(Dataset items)

###

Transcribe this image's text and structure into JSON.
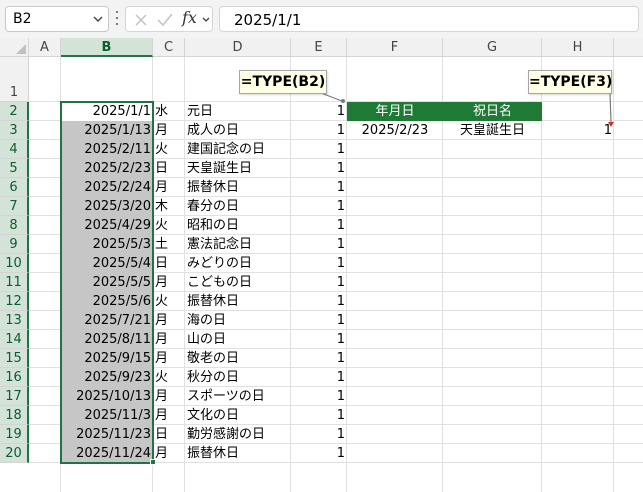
{
  "name_box": "B2",
  "formula_bar": {
    "fx": "fx",
    "value": "2025/1/1"
  },
  "columns": [
    "A",
    "B",
    "C",
    "D",
    "E",
    "F",
    "G",
    "H"
  ],
  "rows": [
    "1",
    "2",
    "3",
    "4",
    "5",
    "6",
    "7",
    "8",
    "9",
    "10",
    "11",
    "12",
    "13",
    "14",
    "15",
    "16",
    "17",
    "18",
    "19",
    "20"
  ],
  "holidays": [
    {
      "date": "2025/1/1",
      "dow": "水",
      "name": "元日",
      "type": "1"
    },
    {
      "date": "2025/1/13",
      "dow": "月",
      "name": "成人の日",
      "type": "1"
    },
    {
      "date": "2025/2/11",
      "dow": "火",
      "name": "建国記念の日",
      "type": "1"
    },
    {
      "date": "2025/2/23",
      "dow": "日",
      "name": "天皇誕生日",
      "type": "1"
    },
    {
      "date": "2025/2/24",
      "dow": "月",
      "name": "振替休日",
      "type": "1"
    },
    {
      "date": "2025/3/20",
      "dow": "木",
      "name": "春分の日",
      "type": "1"
    },
    {
      "date": "2025/4/29",
      "dow": "火",
      "name": "昭和の日",
      "type": "1"
    },
    {
      "date": "2025/5/3",
      "dow": "土",
      "name": "憲法記念日",
      "type": "1"
    },
    {
      "date": "2025/5/4",
      "dow": "日",
      "name": "みどりの日",
      "type": "1"
    },
    {
      "date": "2025/5/5",
      "dow": "月",
      "name": "こどもの日",
      "type": "1"
    },
    {
      "date": "2025/5/6",
      "dow": "火",
      "name": "振替休日",
      "type": "1"
    },
    {
      "date": "2025/7/21",
      "dow": "月",
      "name": "海の日",
      "type": "1"
    },
    {
      "date": "2025/8/11",
      "dow": "月",
      "name": "山の日",
      "type": "1"
    },
    {
      "date": "2025/9/15",
      "dow": "月",
      "name": "敬老の日",
      "type": "1"
    },
    {
      "date": "2025/9/23",
      "dow": "火",
      "name": "秋分の日",
      "type": "1"
    },
    {
      "date": "2025/10/13",
      "dow": "月",
      "name": "スポーツの日",
      "type": "1"
    },
    {
      "date": "2025/11/3",
      "dow": "月",
      "name": "文化の日",
      "type": "1"
    },
    {
      "date": "2025/11/23",
      "dow": "日",
      "name": "勤労感謝の日",
      "type": "1"
    },
    {
      "date": "2025/11/24",
      "dow": "月",
      "name": "振替休日",
      "type": "1"
    }
  ],
  "lookup": {
    "header_date": "年月日",
    "header_name": "祝日名",
    "date": "2025/2/23",
    "name": "天皇誕生日",
    "result": "1"
  },
  "callouts": {
    "left": "=TYPE(B2)",
    "right": "=TYPE(F3)"
  },
  "colors": {
    "accent": "#217346",
    "table_header": "#1e7a34",
    "selection_fill": "#c6c6c6"
  }
}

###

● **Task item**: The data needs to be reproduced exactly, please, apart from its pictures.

● **Task result**:
Transcribe this image's text and structure into JSON.
{
  "name_box": "B2",
  "formula_bar": {
    "fx": "fx",
    "value": "2025/1/1"
  },
  "columns": [
    "A",
    "B",
    "C",
    "D",
    "E",
    "F",
    "G",
    "H"
  ],
  "rows": [
    "1",
    "2",
    "3",
    "4",
    "5",
    "6",
    "7",
    "8",
    "9",
    "10",
    "11",
    "12",
    "13",
    "14",
    "15",
    "16",
    "17",
    "18",
    "19",
    "20"
  ],
  "holidays": [
    {
      "date": "2025/1/1",
      "dow": "水",
      "name": "元日",
      "type": "1"
    },
    {
      "date": "2025/1/13",
      "dow": "月",
      "name": "成人の日",
      "type": "1"
    },
    {
      "date": "2025/2/11",
      "dow": "火",
      "name": "建国記念の日",
      "type": "1"
    },
    {
      "date": "2025/2/23",
      "dow": "日",
      "name": "天皇誕生日",
      "type": "1"
    },
    {
      "date": "2025/2/24",
      "dow": "月",
      "name": "振替休日",
      "type": "1"
    },
    {
      "date": "2025/3/20",
      "dow": "木",
      "name": "春分の日",
      "type": "1"
    },
    {
      "date": "2025/4/29",
      "dow": "火",
      "name": "昭和の日",
      "type": "1"
    },
    {
      "date": "2025/5/3",
      "dow": "土",
      "name": "憲法記念日",
      "type": "1"
    },
    {
      "date": "2025/5/4",
      "dow": "日",
      "name": "みどりの日",
      "type": "1"
    },
    {
      "date": "2025/5/5",
      "dow": "月",
      "name": "こどもの日",
      "type": "1"
    },
    {
      "date": "2025/5/6",
      "dow": "火",
      "name": "振替休日",
      "type": "1"
    },
    {
      "date": "2025/7/21",
      "dow": "月",
      "name": "海の日",
      "type": "1"
    },
    {
      "date": "2025/8/11",
      "dow": "月",
      "name": "山の日",
      "type": "1"
    },
    {
      "date": "2025/9/15",
      "dow": "月",
      "name": "敬老の日",
      "type": "1"
    },
    {
      "date": "2025/9/23",
      "dow": "火",
      "name": "秋分の日",
      "type": "1"
    },
    {
      "date": "2025/10/13",
      "dow": "月",
      "name": "スポーツの日",
      "type": "1"
    },
    {
      "date": "2025/11/3",
      "dow": "月",
      "name": "文化の日",
      "type": "1"
    },
    {
      "date": "2025/11/23",
      "dow": "日",
      "name": "勤労感謝の日",
      "type": "1"
    },
    {
      "date": "2025/11/24",
      "dow": "月",
      "name": "振替休日",
      "type": "1"
    }
  ],
  "lookup": {
    "header_date": "年月日",
    "header_name": "祝日名",
    "date": "2025/2/23",
    "name": "天皇誕生日",
    "result": "1"
  },
  "callouts": {
    "left": "=TYPE(B2)",
    "right": "=TYPE(F3)"
  },
  "colors": {
    "accent": "#217346",
    "table_header": "#1e7a34",
    "selection_fill": "#c6c6c6"
  }
}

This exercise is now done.